WAR veterans involved in the plot to undercut former President Robert Mugabe ahead of elections next year, yesterday claimed they kept President Emmerson Mnangagwa in the dark over the scheme, hoping to placate him from the ruling Zanu PF party when the time was ripe, NewsDay has learnt.
BY RICHARD CHIDZA
The alleged plot involved top leadership of the Zpra Veterans Association (Zpra VA) and Zimbabwe National Liberation War Veterans Association (ZNLWVA).
Although Zpra VA secretary-general, Petros Sibanda confirmed that their principal, Zapu leader Dumiso Dabengwa, was aware of the plan from the onset, his ZNLWVA counterpart Victor Matemadanda said they deliberately kept Mnangagwa in the dark for “strategic reasons”.
Matemadanda disclosed the details yesterday, as he sought to clear the air over Mnangagwa’s involvement in the alleged scheme.
“He (Mnangagwa) was not aware and, like I said, we did not come to a clear conclusion that he would be candidate. We never made any indication that we were going to form a party, but the idea was to force Mugabe to leave power and allow the party (Zanu PF) to reform or be led by someone else,” Matemadanda said.
He added: “You must also remember that Mnangagwa was adamant that he would never leave Zanu PF or contest Mugabe. So for us the catch was to make sure Mugabe relinquishes power, but what I do not know up to now is if this would have happened. Mugabe then seemed so determined to stay in power at any cost, but we were preparing even for a legal battle to get the name of the party and go into elections with a different candidate than him”.
Matemadanda also said: “We wanted to retain the name Patriotic Front (PF) because it was coined by the fighting forces and not politicians, but then there was no way we would have used the name PF on its own. The two along with Zanu go hand in hand. In the end, the plan was to make sure the party is in the right hands.”
Asked if he had approached Mnangagwa as agreed and invited him to a secret war veterans’ meeting held in Gweru in October this year, Matemadanda said: “I never approached the President (Mnangagwa) in his personal capacity. The invite was a blanket one except for those who had been fired from Zanu PF to inform them that they were welcome to the indaba.
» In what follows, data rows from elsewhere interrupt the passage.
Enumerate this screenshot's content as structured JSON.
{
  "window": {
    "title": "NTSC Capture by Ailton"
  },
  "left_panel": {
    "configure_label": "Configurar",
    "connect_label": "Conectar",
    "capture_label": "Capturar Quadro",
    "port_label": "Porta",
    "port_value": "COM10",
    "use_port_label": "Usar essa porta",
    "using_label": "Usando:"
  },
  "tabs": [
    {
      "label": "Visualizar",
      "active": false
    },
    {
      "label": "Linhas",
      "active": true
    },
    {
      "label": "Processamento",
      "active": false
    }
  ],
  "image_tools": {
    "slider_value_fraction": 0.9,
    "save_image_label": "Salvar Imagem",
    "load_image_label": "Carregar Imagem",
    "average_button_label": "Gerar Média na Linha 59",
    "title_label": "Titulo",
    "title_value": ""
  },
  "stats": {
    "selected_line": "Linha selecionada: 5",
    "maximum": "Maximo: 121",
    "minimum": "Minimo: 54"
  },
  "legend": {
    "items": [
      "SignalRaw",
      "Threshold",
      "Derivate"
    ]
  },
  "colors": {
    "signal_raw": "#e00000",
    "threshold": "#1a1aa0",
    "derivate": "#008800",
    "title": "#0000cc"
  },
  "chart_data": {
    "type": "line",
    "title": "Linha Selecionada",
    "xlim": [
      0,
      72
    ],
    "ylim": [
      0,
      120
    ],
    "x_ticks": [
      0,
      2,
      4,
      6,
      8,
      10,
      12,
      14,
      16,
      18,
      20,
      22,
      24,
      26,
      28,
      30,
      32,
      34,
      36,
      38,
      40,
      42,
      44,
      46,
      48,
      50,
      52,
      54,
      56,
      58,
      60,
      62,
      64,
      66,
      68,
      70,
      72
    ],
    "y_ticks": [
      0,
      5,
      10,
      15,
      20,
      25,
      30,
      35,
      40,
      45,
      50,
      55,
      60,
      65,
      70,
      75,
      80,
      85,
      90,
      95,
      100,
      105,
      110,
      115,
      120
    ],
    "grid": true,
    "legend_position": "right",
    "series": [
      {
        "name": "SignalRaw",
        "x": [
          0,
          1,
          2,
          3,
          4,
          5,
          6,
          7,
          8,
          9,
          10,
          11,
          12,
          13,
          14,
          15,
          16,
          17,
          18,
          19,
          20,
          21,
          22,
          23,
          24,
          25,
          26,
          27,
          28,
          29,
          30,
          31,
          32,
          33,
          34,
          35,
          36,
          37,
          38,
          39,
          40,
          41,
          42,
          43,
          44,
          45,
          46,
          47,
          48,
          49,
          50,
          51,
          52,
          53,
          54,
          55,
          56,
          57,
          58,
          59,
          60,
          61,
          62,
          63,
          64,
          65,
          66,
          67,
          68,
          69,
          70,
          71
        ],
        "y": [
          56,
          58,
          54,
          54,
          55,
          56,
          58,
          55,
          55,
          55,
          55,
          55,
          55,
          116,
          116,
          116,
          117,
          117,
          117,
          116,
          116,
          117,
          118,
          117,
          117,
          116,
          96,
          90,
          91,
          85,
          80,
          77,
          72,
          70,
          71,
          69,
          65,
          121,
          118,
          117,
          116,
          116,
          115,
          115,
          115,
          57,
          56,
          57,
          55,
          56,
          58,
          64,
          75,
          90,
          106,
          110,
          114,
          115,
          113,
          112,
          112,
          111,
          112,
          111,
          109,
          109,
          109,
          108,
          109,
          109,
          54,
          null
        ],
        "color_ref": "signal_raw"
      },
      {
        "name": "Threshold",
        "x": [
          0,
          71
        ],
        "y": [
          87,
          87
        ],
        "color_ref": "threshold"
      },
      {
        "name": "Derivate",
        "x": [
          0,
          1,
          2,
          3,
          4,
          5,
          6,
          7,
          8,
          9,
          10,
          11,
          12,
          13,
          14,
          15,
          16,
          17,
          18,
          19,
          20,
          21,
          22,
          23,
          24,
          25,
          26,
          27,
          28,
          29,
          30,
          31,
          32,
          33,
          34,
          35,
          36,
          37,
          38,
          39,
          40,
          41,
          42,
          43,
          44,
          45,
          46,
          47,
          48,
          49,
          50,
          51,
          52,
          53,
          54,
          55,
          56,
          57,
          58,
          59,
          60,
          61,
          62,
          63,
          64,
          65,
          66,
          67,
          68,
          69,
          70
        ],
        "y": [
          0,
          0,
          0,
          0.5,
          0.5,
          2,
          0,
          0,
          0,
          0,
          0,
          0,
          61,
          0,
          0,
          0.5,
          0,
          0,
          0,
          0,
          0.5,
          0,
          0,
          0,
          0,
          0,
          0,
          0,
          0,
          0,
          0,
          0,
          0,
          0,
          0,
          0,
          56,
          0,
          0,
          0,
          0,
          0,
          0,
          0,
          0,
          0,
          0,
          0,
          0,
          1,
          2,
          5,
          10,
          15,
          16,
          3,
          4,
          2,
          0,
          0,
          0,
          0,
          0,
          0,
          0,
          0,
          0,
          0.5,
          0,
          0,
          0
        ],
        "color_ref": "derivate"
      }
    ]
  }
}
Mnangagwa would have required permission from his boss (Mugabe). He could have attended as a war veteran like all the others.”
Contacted for comment, ZNLWVA leader Christopher Mutsvangwa said: “War veterans are a pressure group and not a political party. We value the independence of political parties and would never take or abrogate ourselves an intrusive role to dictate how they should conduct their business.
“We interacted with Dabengwa on that level. Mnangagwa was never aware of what we were doing. He remained loyal to Mugabe to the extent that we had problems with his blind loyalty that never got a return favour from Mugabe.
“We did everything in our power to remove Mugabe, but Mnangagwa was never part of it. He was Zanu PF VP and it became apparent to us that it was impossible to force him to dump the party and Mugabe. We could not have spoken on his behalf because we had been expelled, but the booing in Bulawayo was a watershed moment we organised and celebrated.
“It exposed Mugabe for who he was and opened Mnangagwa’s eyes to what was going on. I must say though that we will always cherish any attempt at unity by the liberation movements or any political parties in our country. Mnangagwa and Dabengwa are patriots we cherish.”
But Sibanda said Dabengwa was kept apprised of the developments from the beginning.
“We always updated him. He was aware. After the Gweru meeting we agreed that we would revive PF and our presidency would comprise Mnangagwa, Dabengwa, Ben Ncube and (ZNLWVA chairman Christopher) Mutsvangwa.
“Mutsvangwa was supposed to approach Mnangagwa and sell the idea, but his assignment was taken up by Matemadanda,” Sibanda said.
Quizzed on whether he thought Mnangagwa had been aware of the plan from the beginning, Sibanda said: “The moment Matemadanda and others began coming to Bulawayo for such talks, the assumption was he was aware”.
In the intriguing Zanu PF power struggle that reached a crescendo in November, the war veterans remained loyal to Mnangagwa and touted him as their preferred successor to Mugabe.
But Mnangagwa at some point appeared to disown them and denied harbouring ambitions to succeed Mugabe.
“Our succession in Zanu PF, whoever becomes President of Zanu PF does so at the congress of Zanu PF. The two Vice-Presidents are the only people who are not elected. We serve at the pleasure of the President. Anytime one can be removed, if he says get away, you go,” Mnangagwa told State media in March.
According to the war veterans’ subtle plot, Mugabe was set to be forced out following a planned march to his Harare residence in November just a few weeks before the Zanu PF congress. The planned Harare indaba by war veterans was, however, overtaken by events as the military soon intervened and forced Mugabe to resign.